Well, it’s such good news that Phil Knight has expressed interest in owning the club. And, without getting into those discussions, I’ve spoken to Phil often over the years about how important it is for the Blazers to stay.

Did you have any communications with Allen?

No.

Team owners often leverage fan affection for tax breaks. How to avoid this?

No one asked me for a grant. I see it as my job to set the temperature so clubs say, ‘Hey, this is the kind of place we want to be.’

You mentioned your hope for a WNBA franchise. Tell me more.

Portland is a mecca for women’s sports. You have an outstanding turnout for the Thorns. I can only imagine what the crowds would be like if [former University of Oregon star] Sabrina Ionescu or some of those old UO or [Oregon State University] the players returned to Portland. A Portland WNBA franchise would be a natural rival for the Seattle Storm. That would help the Blazers’ new owners with 18 to 20 more home dates. And when we celebrate the anniversary of Title IX, it’s a great opportunity beyond basketball.

Does Commissioner Silver or others have any idea when we will know the fate of the Blazers?

I can’t go into specifics, but I’m pretty sure there’s a lot of talk going on right now.

Easier Question: Rate the Blazers’ summer moves.

Jerami Grant has played very well for the [Detroit] Pistons.

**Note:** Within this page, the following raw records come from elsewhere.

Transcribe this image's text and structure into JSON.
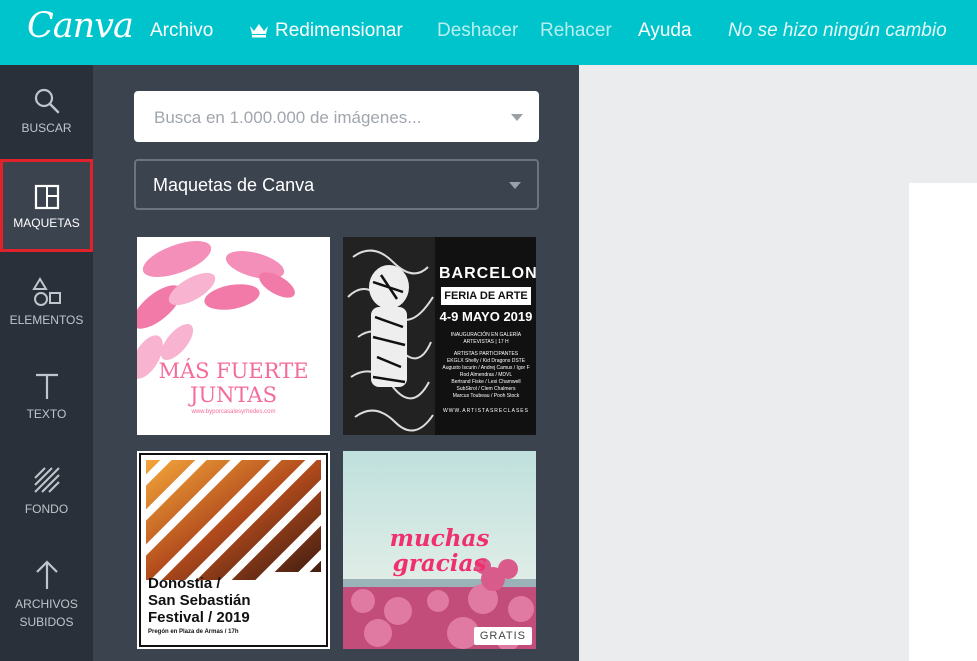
{
  "header": {
    "logo": "Canva",
    "menu": [
      {
        "label": "Archivo"
      },
      {
        "label": "Redimensionar"
      },
      {
        "label": "Deshacer"
      },
      {
        "label": "Rehacer"
      },
      {
        "label": "Ayuda"
      }
    ],
    "status": "No se hizo ningún cambio"
  },
  "sidebar": {
    "items": [
      {
        "label": "BUSCAR",
        "icon": "search-icon"
      },
      {
        "label": "MAQUETAS",
        "icon": "layout-icon",
        "active": true
      },
      {
        "label": "ELEMENTOS",
        "icon": "shapes-icon"
      },
      {
        "label": "TEXTO",
        "icon": "text-icon"
      },
      {
        "label": "FONDO",
        "icon": "background-icon"
      },
      {
        "label": "ARCHIVOS SUBIDOS",
        "icon": "upload-icon"
      }
    ]
  },
  "panel": {
    "search_placeholder": "Busca en 1.000.000 de imágenes...",
    "category": "Maquetas de Canva",
    "templates": [
      {
        "title": "MÁS FUERTE JUNTAS",
        "subtitle": "www.byporcasalesyrhedes.com"
      },
      {
        "title": "BARCELONA",
        "subtitle": "FERIA DE ARTE",
        "date": "4-9 MAYO 2019",
        "info": "INAUGURACIÓN EN GALERÍA ARTEVISTAS | 17 H",
        "artists_title": "ARTISTAS PARTICIPANTES",
        "artists": [
          "EKGLX Shelly / Kid Dragons DSTE",
          "Augusto Iscurin / Andrej Camus / Igor F",
          "Rod Almendras / MDVL",
          "Bertrand Fiske / Lexi Chamwell",
          "SubSkrol / Clem Chalmers",
          "Marcus Toubeau / Pooh Stock"
        ],
        "footer": "WWW.ARTISTASRECLASES"
      },
      {
        "title_line1": "Donostia /",
        "title_line2": "San Sebastián",
        "title_line3": "Festival / 2019",
        "footer": "Pregón en Plaza de Armas / 17h"
      },
      {
        "title_line1": "muchas",
        "title_line2": "gracias",
        "badge": "GRATIS"
      }
    ]
  },
  "colors": {
    "brand": "#00c4cc",
    "sidebar": "#293039",
    "panel": "#3b434f",
    "active_outline": "#e0222a",
    "pink": "#f56a9c"
  }
}
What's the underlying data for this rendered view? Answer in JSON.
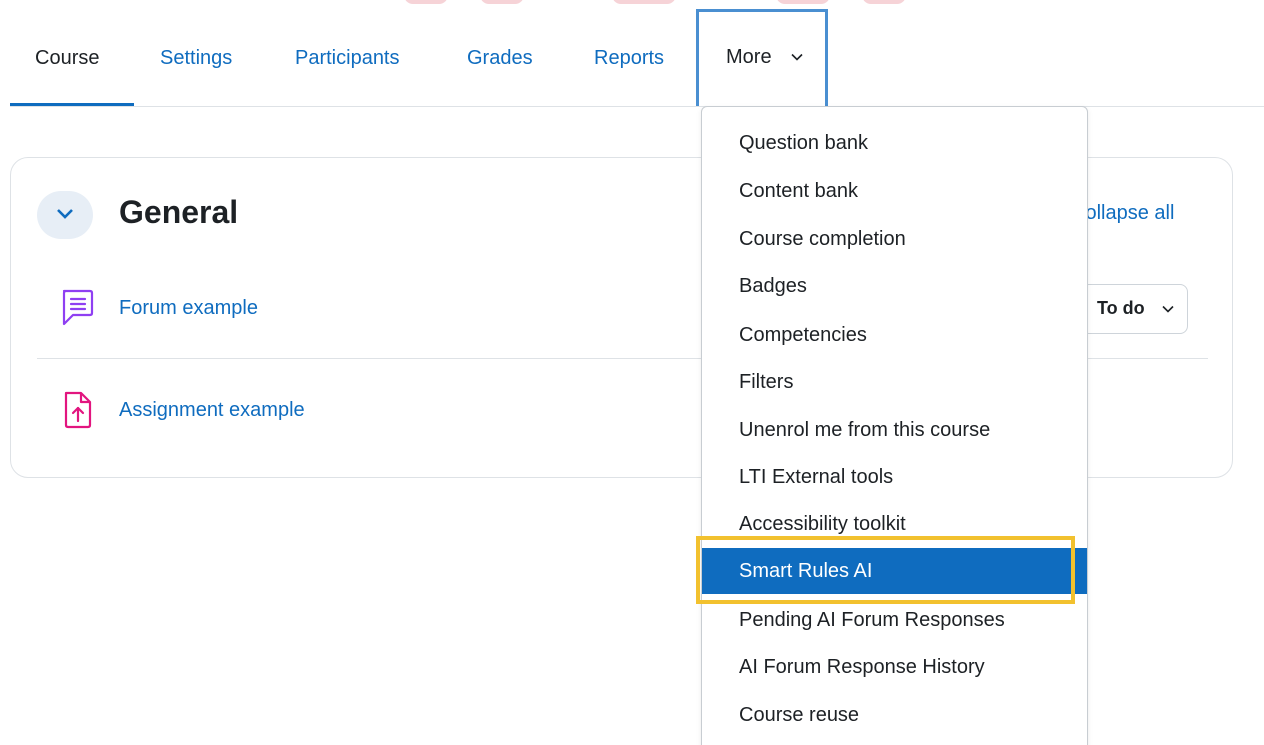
{
  "nav": {
    "tabs": [
      {
        "label": "Course",
        "active": true
      },
      {
        "label": "Settings"
      },
      {
        "label": "Participants"
      },
      {
        "label": "Grades"
      },
      {
        "label": "Reports"
      }
    ],
    "more_label": "More"
  },
  "section": {
    "title": "General",
    "collapse_all": "Collapse all",
    "activities": [
      {
        "name": "Forum example",
        "type_icon": "forum-icon"
      },
      {
        "name": "Assignment example",
        "type_icon": "assignment-icon"
      }
    ],
    "completion_button": "To do"
  },
  "more_menu": {
    "items": [
      "Question bank",
      "Content bank",
      "Course completion",
      "Badges",
      "Competencies",
      "Filters",
      "Unenrol me from this course",
      "LTI External tools",
      "Accessibility toolkit",
      "Smart Rules AI",
      "Pending AI Forum Responses",
      "AI Forum Response History",
      "Course reuse"
    ],
    "selected": "Smart Rules AI"
  },
  "colors": {
    "link": "#0f6cbf",
    "text": "#1d2125",
    "forum_icon": "#8f3ff2",
    "assignment_icon": "#e2157f",
    "highlight_box": "#f2c12e",
    "tab_box": "#4a8fd1"
  }
}
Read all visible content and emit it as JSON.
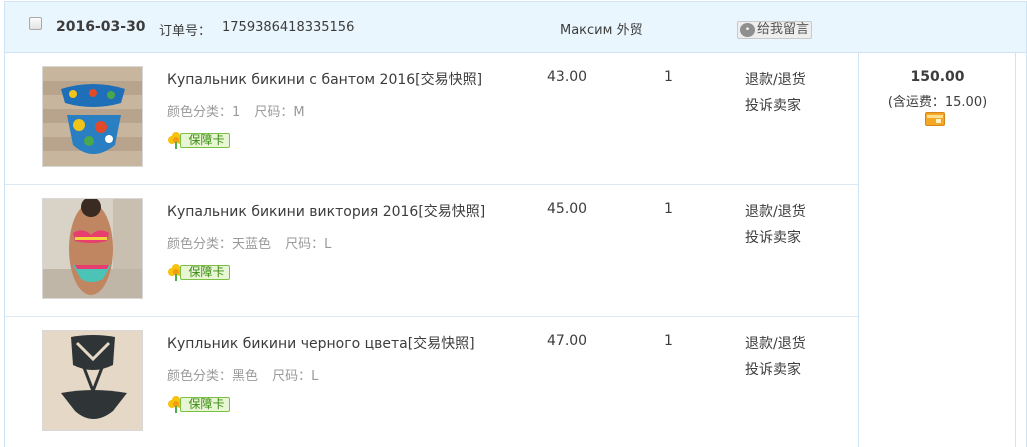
{
  "order": {
    "date": "2016-03-30",
    "order_no_label": "订单号：",
    "order_no": "1759386418335156",
    "shop_name": "Максим 外贸",
    "message_button": "给我留言",
    "total": "150.00",
    "shipping": "(含运费：15.00)",
    "badge_label": "保障卡",
    "items": [
      {
        "title": "Купальник бикини с бантом 2016[交易快照]",
        "color": "颜色分类：1",
        "size": "尺码：M",
        "price": "43.00",
        "qty": "1",
        "refund": "退款/退货",
        "complain": "投诉卖家"
      },
      {
        "title": "Купальник бикини виктория 2016[交易快照]",
        "color": "颜色分类：天蓝色",
        "size": "尺码：L",
        "price": "45.00",
        "qty": "1",
        "refund": "退款/退货",
        "complain": "投诉卖家"
      },
      {
        "title": "Купльник бикини черного цвета[交易快照]",
        "color": "颜色分类：黑色",
        "size": "尺码：L",
        "price": "47.00",
        "qty": "1",
        "refund": "退款/退货",
        "complain": "投诉卖家"
      }
    ]
  },
  "icons": {
    "checkbox": "checkbox-icon",
    "message": "message-bubble-icon",
    "badge": "flower-icon",
    "payment": "credit-card-icon"
  },
  "colors": {
    "header_bg": "#eaf6fd",
    "border": "#cfe3f3",
    "badge_green": "#7cc043",
    "card_orange": "#f5a623"
  }
}
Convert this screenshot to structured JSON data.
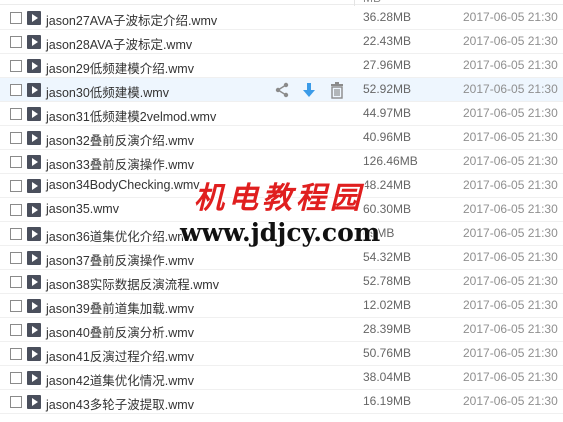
{
  "header": {
    "size_fragment": "MB",
    "date_fragment": ""
  },
  "hover_actions": {
    "share_icon": "share-icon",
    "download_icon": "download-icon",
    "delete_icon": "trash-icon",
    "accent": "#3b9be8"
  },
  "files": [
    {
      "name": "jason27AVA子波标定介绍.wmv",
      "size": "36.28MB",
      "date": "2017-06-05 21:30"
    },
    {
      "name": "jason28AVA子波标定.wmv",
      "size": "22.43MB",
      "date": "2017-06-05 21:30"
    },
    {
      "name": "jason29低频建模介绍.wmv",
      "size": "27.96MB",
      "date": "2017-06-05 21:30"
    },
    {
      "name": "jason30低频建模.wmv",
      "size": "52.92MB",
      "date": "2017-06-05 21:30"
    },
    {
      "name": "jason31低频建模2velmod.wmv",
      "size": "44.97MB",
      "date": "2017-06-05 21:30"
    },
    {
      "name": "jason32叠前反演介绍.wmv",
      "size": "40.96MB",
      "date": "2017-06-05 21:30"
    },
    {
      "name": "jason33叠前反演操作.wmv",
      "size": "126.46MB",
      "date": "2017-06-05 21:30"
    },
    {
      "name": "jason34BodyChecking.wmv",
      "size": "48.24MB",
      "date": "2017-06-05 21:30"
    },
    {
      "name": "jason35.wmv",
      "size": "60.30MB",
      "date": "2017-06-05 21:30"
    },
    {
      "name": "jason36道集优化介绍.wmv",
      "size": "69MB",
      "date": "2017-06-05 21:30"
    },
    {
      "name": "jason37叠前反演操作.wmv",
      "size": "54.32MB",
      "date": "2017-06-05 21:30"
    },
    {
      "name": "jason38实际数据反演流程.wmv",
      "size": "52.78MB",
      "date": "2017-06-05 21:30"
    },
    {
      "name": "jason39叠前道集加载.wmv",
      "size": "12.02MB",
      "date": "2017-06-05 21:30"
    },
    {
      "name": "jason40叠前反演分析.wmv",
      "size": "28.39MB",
      "date": "2017-06-05 21:30"
    },
    {
      "name": "jason41反演过程介绍.wmv",
      "size": "50.76MB",
      "date": "2017-06-05 21:30"
    },
    {
      "name": "jason42道集优化情况.wmv",
      "size": "38.04MB",
      "date": "2017-06-05 21:30"
    },
    {
      "name": "jason43多轮子波提取.wmv",
      "size": "16.19MB",
      "date": "2017-06-05 21:30"
    }
  ],
  "hover_row_index": 3,
  "watermark": {
    "site_name": "机电教程园",
    "url": "www.jdjcy.com"
  }
}
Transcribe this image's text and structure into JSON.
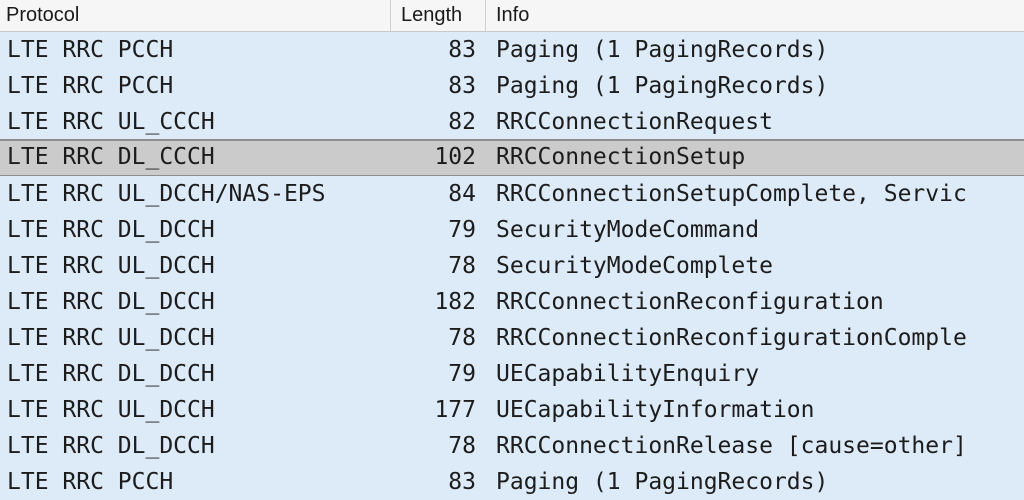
{
  "columns": {
    "protocol": "Protocol",
    "length": "Length",
    "info": "Info"
  },
  "rows": [
    {
      "protocol": "LTE RRC PCCH",
      "length": "83",
      "info": "Paging (1 PagingRecords)"
    },
    {
      "protocol": "LTE RRC PCCH",
      "length": "83",
      "info": "Paging (1 PagingRecords)"
    },
    {
      "protocol": "LTE RRC UL_CCCH",
      "length": "82",
      "info": "RRCConnectionRequest"
    },
    {
      "protocol": "LTE RRC DL_CCCH",
      "length": "102",
      "info": "RRCConnectionSetup",
      "selected": true
    },
    {
      "protocol": "LTE RRC UL_DCCH/NAS-EPS",
      "length": "84",
      "info": "RRCConnectionSetupComplete, Servic"
    },
    {
      "protocol": "LTE RRC DL_DCCH",
      "length": "79",
      "info": "SecurityModeCommand"
    },
    {
      "protocol": "LTE RRC UL_DCCH",
      "length": "78",
      "info": "SecurityModeComplete"
    },
    {
      "protocol": "LTE RRC DL_DCCH",
      "length": "182",
      "info": "RRCConnectionReconfiguration"
    },
    {
      "protocol": "LTE RRC UL_DCCH",
      "length": "78",
      "info": "RRCConnectionReconfigurationComple"
    },
    {
      "protocol": "LTE RRC DL_DCCH",
      "length": "79",
      "info": "UECapabilityEnquiry"
    },
    {
      "protocol": "LTE RRC UL_DCCH",
      "length": "177",
      "info": "UECapabilityInformation"
    },
    {
      "protocol": "LTE RRC DL_DCCH",
      "length": "78",
      "info": "RRCConnectionRelease [cause=other]"
    },
    {
      "protocol": "LTE RRC PCCH",
      "length": "83",
      "info": "Paging (1 PagingRecords)"
    }
  ],
  "colors": {
    "row_background": "#ddebf9",
    "selected_background": "#cbcbcb",
    "header_background": "#f6f6f6"
  }
}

He helps us upstream. That’s a big plus. [Shaedon] Sharpe looks like a very promising young man. I like that the Blazers quit [Anfernee Simons] a lot. Nurk looks healthy and Dame looks healthy. I think the Blazers can make some noise.

You helped former Blazer Enes Kanter Freedom when Turkey targeted him. Is the NBA blackballing him now for his criticism of China?

I don’t know enough about all the discussions that took place with Enes and Boston and the league. I saw it several times and we were going to meet again, but that’s when I got COVID. He really is an honest, moral and principled guy. And I think he will stand up for human rights for many years to come.

Question not related to basketball: What do you remember from the January 6 hearings?

Cassidy Hutchinson was mesmerizing. It was telling the truth, and that was extraordinarily important. When she said, for example, that Trump knew the crowd was armed and said to remove the magnetometers? I said, Holy Moly, this is a mind-blowing discovery. I mean, how does it get any clearer than that? And I’ll tell you something else. I was there on January 6th. And when I’m in the Senate and they knock on doors, I thought, “That doesn’t happen in the United States. And now, after last week’s testimony, I think the odds of making sure that doesn’t happen again are getting better.